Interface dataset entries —
################

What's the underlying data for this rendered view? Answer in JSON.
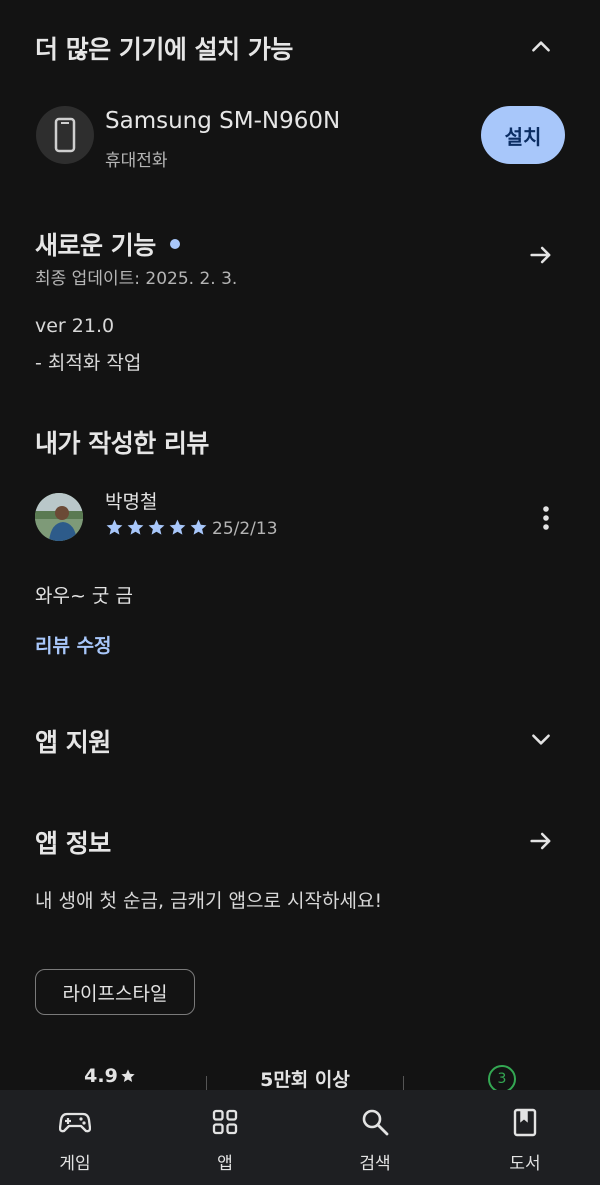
{
  "other_devices": {
    "title": "더 많은 기기에 설치 가능",
    "device_name": "Samsung SM-N960N",
    "device_type": "휴대전화",
    "install_label": "설치"
  },
  "whats_new": {
    "title": "새로운 기능",
    "updated": "최종 업데이트: 2025. 2. 3.",
    "line1": "ver 21.0",
    "line2": "- 최적화 작업"
  },
  "my_review": {
    "title": "내가 작성한 리뷰",
    "author": "박명철",
    "stars": 5,
    "date": "25/2/13",
    "text": "와우~ 굿 금",
    "edit_label": "리뷰 수정"
  },
  "app_support": {
    "title": "앱 지원"
  },
  "app_info": {
    "title": "앱 정보",
    "description": "내 생애 첫 순금, 금캐기 앱으로 시작하세요!",
    "category": "라이프스타일",
    "rating": "4.9",
    "downloads": "5만회 이상",
    "age_rating": "3"
  },
  "bottom_nav": [
    {
      "label": "게임",
      "icon": "gamepad-icon"
    },
    {
      "label": "앱",
      "icon": "apps-grid-icon"
    },
    {
      "label": "검색",
      "icon": "search-icon"
    },
    {
      "label": "도서",
      "icon": "book-icon"
    }
  ],
  "colors": {
    "background": "#131313",
    "accent": "#a8c7fa",
    "nav_bg": "#1e1f22",
    "age_badge": "#34a853"
  }
}
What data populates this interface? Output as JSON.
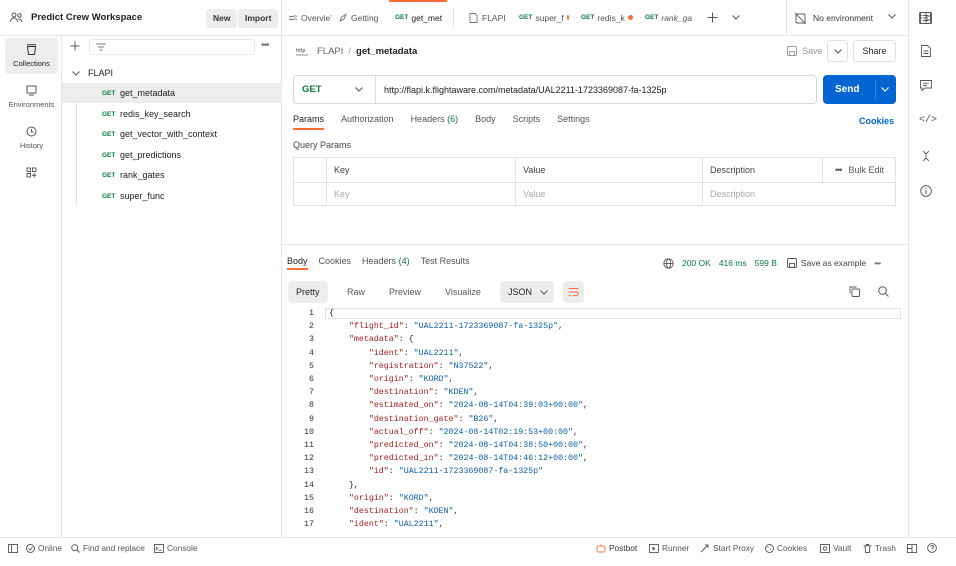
{
  "workspace": {
    "title": "Predict Crew Workspace",
    "new_label": "New",
    "import_label": "Import"
  },
  "tabs": [
    {
      "method": "",
      "label": "Overvie’",
      "dot": false
    },
    {
      "method": "",
      "label": "Getting",
      "dot": false
    },
    {
      "method": "GET",
      "label": "get_met",
      "dot": false,
      "active": true
    },
    {
      "method": "",
      "label": "FLAPI",
      "dot": false
    },
    {
      "method": "GET",
      "label": "super_f",
      "dot": true
    },
    {
      "method": "GET",
      "label": "redis_k",
      "dot": true
    },
    {
      "method": "GET",
      "label": "rank_ga",
      "dot": false
    }
  ],
  "environment": {
    "label": "No environment"
  },
  "rail": {
    "collections": "Collections",
    "environments": "Environments",
    "history": "History"
  },
  "sidebar": {
    "collection": "FLAPI",
    "requests": [
      {
        "method": "GET",
        "name": "get_metadata"
      },
      {
        "method": "GET",
        "name": "redis_key_search"
      },
      {
        "method": "GET",
        "name": "get_vector_with_context"
      },
      {
        "method": "GET",
        "name": "get_predictions"
      },
      {
        "method": "GET",
        "name": "rank_gates"
      },
      {
        "method": "GET",
        "name": "super_func"
      }
    ]
  },
  "breadcrumb": {
    "parent": "FLAPI",
    "sep": "/",
    "current": "get_metadata"
  },
  "toolbar": {
    "save": "Save",
    "share": "Share"
  },
  "request": {
    "method": "GET",
    "url": "http://flapi.k.flightaware.com/metadata/UAL2211-1723369087-fa-1325p",
    "send": "Send"
  },
  "request_tabs": [
    "Params",
    "Authorization",
    "Headers",
    "Body",
    "Scripts",
    "Settings"
  ],
  "headers_count": "(6)",
  "cookies_link": "Cookies",
  "params": {
    "title": "Query Params",
    "col_key": "Key",
    "col_value": "Value",
    "col_desc": "Description",
    "bulk_edit": "Bulk Edit",
    "ph_key": "Key",
    "ph_value": "Value",
    "ph_desc": "Description"
  },
  "response": {
    "tabs": [
      "Body",
      "Cookies",
      "Headers",
      "Test Results"
    ],
    "headers_count": "(4)",
    "status": "200 OK",
    "time": "416 ms",
    "size": "599 B",
    "save_example": "Save as example",
    "formats": [
      "Pretty",
      "Raw",
      "Preview",
      "Visualize"
    ],
    "lang": "JSON",
    "lines": [
      "{",
      "    \"flight_id\": \"UAL2211-1723369087-fa-1325p\",",
      "    \"metadata\": {",
      "        \"ident\": \"UAL2211\",",
      "        \"registration\": \"N37522\",",
      "        \"origin\": \"KORD\",",
      "        \"destination\": \"KDEN\",",
      "        \"estimated_on\": \"2024-08-14T04:39:03+00:00\",",
      "        \"destination_gate\": \"B26\",",
      "        \"actual_off\": \"2024-08-14T02:19:53+00:00\",",
      "        \"predicted_on\": \"2024-08-14T04:38:50+00:00\",",
      "        \"predicted_in\": \"2024-08-14T04:46:12+00:00\",",
      "        \"id\": \"UAL2211-1723369087-fa-1325p\"",
      "    },",
      "    \"origin\": \"KORD\",",
      "    \"destination\": \"KDEN\",",
      "    \"ident\": \"UAL2211\","
    ]
  },
  "statusbar": {
    "online": "Online",
    "find": "Find and replace",
    "console": "Console",
    "postbot": "Postbot",
    "runner": "Runner",
    "proxy": "Start Proxy",
    "cookies": "Cookies",
    "vault": "Vault",
    "trash": "Trash"
  },
  "colors": {
    "accent": "#ff6c37",
    "send": "#0265d2",
    "get": "#0c7a3f",
    "status_ok": "#0c7a3f"
  }
}
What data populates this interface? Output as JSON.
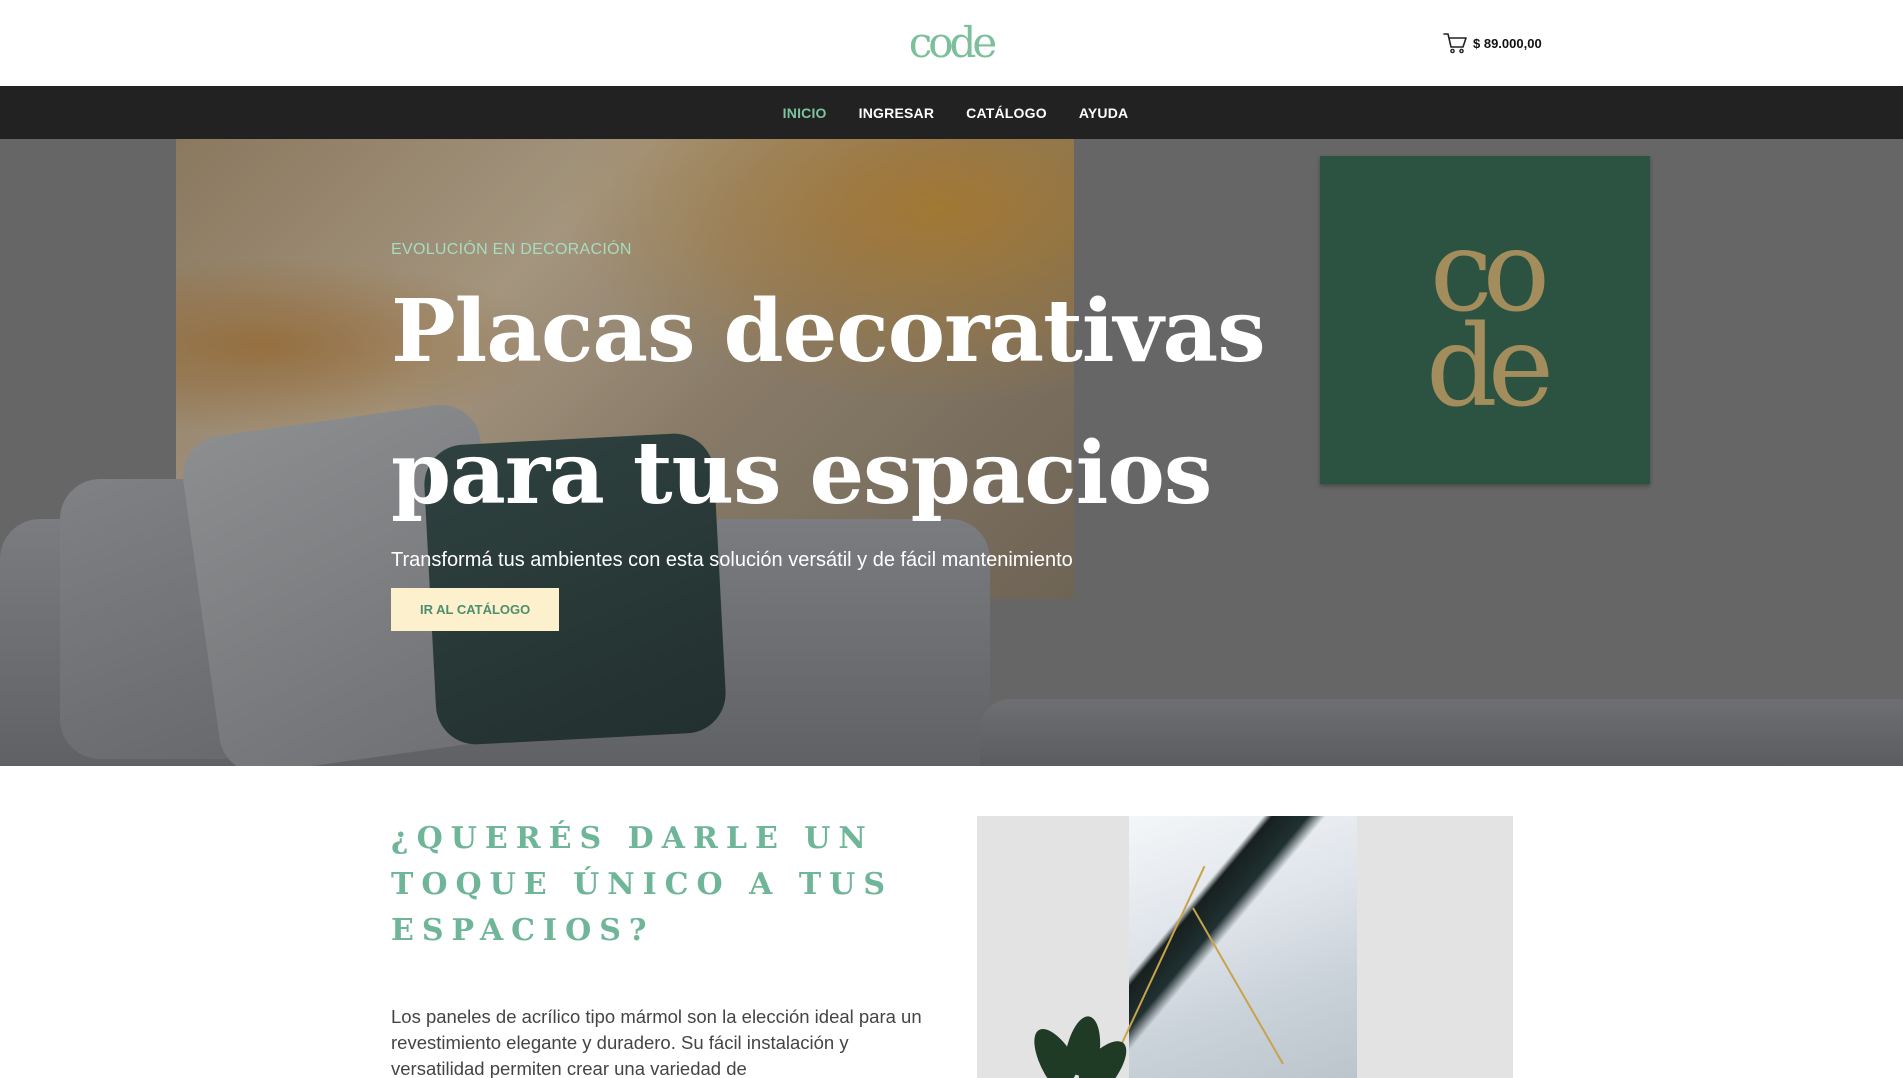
{
  "header": {
    "logo_text": "code",
    "cart_total": "$ 89.000,00",
    "cart_icon": "cart-icon"
  },
  "nav": {
    "items": [
      {
        "label": "INICIO",
        "active": true
      },
      {
        "label": "INGRESAR",
        "active": false
      },
      {
        "label": "CATÁLOGO",
        "active": false
      },
      {
        "label": "AYUDA",
        "active": false
      }
    ]
  },
  "hero": {
    "eyebrow": "EVOLUCIÓN EN DECORACIÓN",
    "title_line1": "Placas decorativas",
    "title_line2": "para tus espacios",
    "subtitle": "Transformá tus ambientes con esta solución versátil y de fácil mantenimiento",
    "cta_label": "IR AL CATÁLOGO",
    "frame_logo_line1": "co",
    "frame_logo_line2": "de"
  },
  "about": {
    "heading": "¿QUERÉS DARLE UN TOQUE ÚNICO A TUS ESPACIOS?",
    "text": "Los paneles de acrílico tipo mármol son la elección ideal para un revestimiento elegante y duradero. Su fácil instalación y versatilidad permiten crear una variedad de"
  },
  "colors": {
    "accent": "#7bc4a0",
    "nav_bg": "#222222",
    "button_bg": "#fdf0cc",
    "frame_green": "#2c5241"
  }
}
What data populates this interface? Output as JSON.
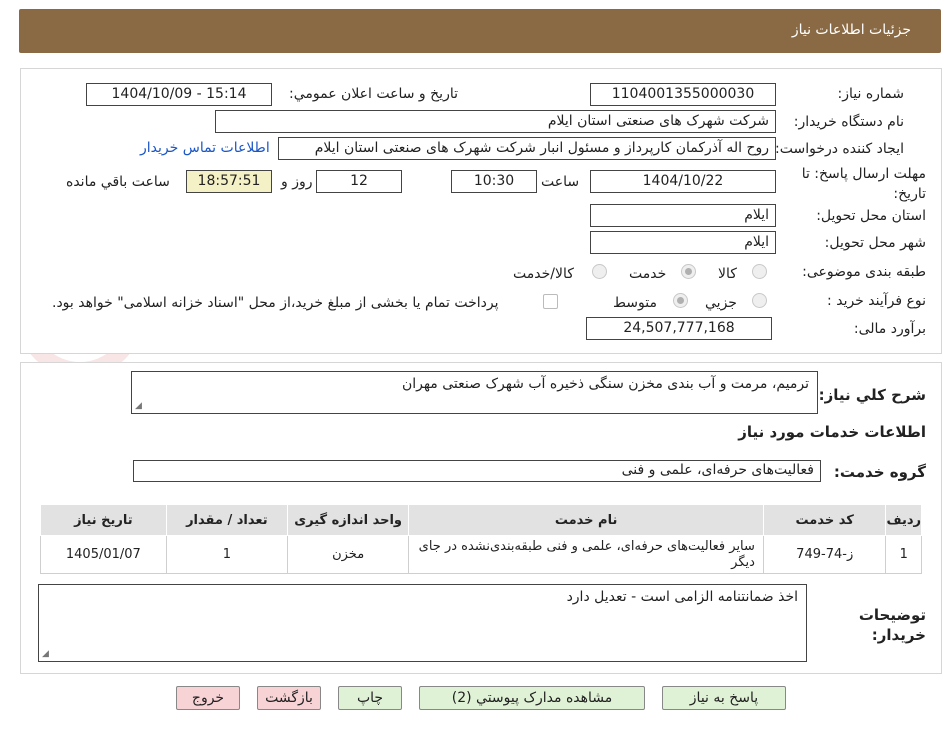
{
  "header": {
    "title": "جزئیات اطلاعات نیاز"
  },
  "watermark": {
    "text": "AriaTender.net"
  },
  "form": {
    "need_number_label": "شماره نیاز:",
    "need_number": "1104001355000030",
    "announce_label": "تاریخ و ساعت اعلان عمومي:",
    "announce_value": "1404/10/09 - 15:14",
    "buyer_org_label": "نام دستگاه خریدار:",
    "buyer_org": "شرکت شهرک های صنعتی استان ایلام",
    "creator_label": "ایجاد کننده درخواست:",
    "creator": "روح اله آذرکمان کارپرداز و مسئول انبار شرکت شهرک های صنعتی استان ایلام",
    "contact_link": "اطلاعات تماس خریدار",
    "deadline_label": "مهلت ارسال پاسخ: تا تاریخ:",
    "deadline_date": "1404/10/22",
    "time_label": "ساعت",
    "deadline_time": "10:30",
    "days": "12",
    "days_label": "روز و",
    "remaining": "18:57:51",
    "remaining_label": "ساعت باقي مانده",
    "province_label": "استان محل تحویل:",
    "province": "ایلام",
    "city_label": "شهر محل تحویل:",
    "city": "ایلام",
    "category_label": "طبقه بندی موضوعی:",
    "category_options": [
      "کالا",
      "خدمت",
      "کالا/خدمت"
    ],
    "process_label": "نوع فرآیند خرید :",
    "process_options": [
      "جزیي",
      "متوسط"
    ],
    "payment_note": "پرداخت تمام یا بخشی از مبلغ خرید،از محل \"اسناد خزانه اسلامی\" خواهد بود.",
    "budget_label": "برآورد مالی:",
    "budget": "24,507,777,168"
  },
  "details": {
    "description_label": "شرح کلي نیاز:",
    "description": "ترمیم، مرمت و آب بندی مخزن سنگی ذخیره آب شهرک صنعتی مهران",
    "services_heading": "اطلاعات خدمات مورد نیاز",
    "service_group_label": "گروه خدمت:",
    "service_group": "فعالیت‌های حرفه‌ای، علمی و فنی",
    "table": {
      "headers": [
        "ردیف",
        "کد خدمت",
        "نام خدمت",
        "واحد اندازه گیری",
        "تعداد / مقدار",
        "تاریخ نیاز"
      ],
      "rows": [
        [
          "1",
          "ز-74-749",
          "سایر فعالیت‌های حرفه‌ای، علمی و فنی طبقه‌بندی‌نشده در جای دیگر",
          "مخزن",
          "1",
          "1405/01/07"
        ]
      ]
    },
    "buyer_notes_label": "توضیحات خریدار:",
    "buyer_notes": "اخذ ضمانتنامه الزامی است - تعدیل دارد"
  },
  "buttons": {
    "reply": "پاسخ به نیاز",
    "attachments": "مشاهده مدارک پیوستي (2)",
    "print": "چاپ",
    "back": "بازگشت",
    "exit": "خروج"
  }
}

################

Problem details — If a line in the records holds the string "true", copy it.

Output for this task —
      "active": true
      "dot": true
      "dot": true
        "active": true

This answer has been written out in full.